[[ Available data, beginning ]]
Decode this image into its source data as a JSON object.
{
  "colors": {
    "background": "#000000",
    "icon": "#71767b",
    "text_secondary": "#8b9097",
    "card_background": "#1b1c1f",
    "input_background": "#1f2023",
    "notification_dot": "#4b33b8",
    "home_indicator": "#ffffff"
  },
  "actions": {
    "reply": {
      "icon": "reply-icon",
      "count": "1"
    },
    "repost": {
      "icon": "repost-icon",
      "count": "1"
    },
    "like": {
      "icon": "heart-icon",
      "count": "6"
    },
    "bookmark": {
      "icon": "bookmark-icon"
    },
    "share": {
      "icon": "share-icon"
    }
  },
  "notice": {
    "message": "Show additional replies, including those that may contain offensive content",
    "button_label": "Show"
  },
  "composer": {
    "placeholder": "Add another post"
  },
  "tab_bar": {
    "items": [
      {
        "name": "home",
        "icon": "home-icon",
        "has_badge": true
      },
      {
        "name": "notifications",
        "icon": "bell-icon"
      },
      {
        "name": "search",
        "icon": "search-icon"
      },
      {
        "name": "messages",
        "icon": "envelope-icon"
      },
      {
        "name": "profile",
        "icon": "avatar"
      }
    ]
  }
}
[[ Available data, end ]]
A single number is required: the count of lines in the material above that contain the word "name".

The answer:
5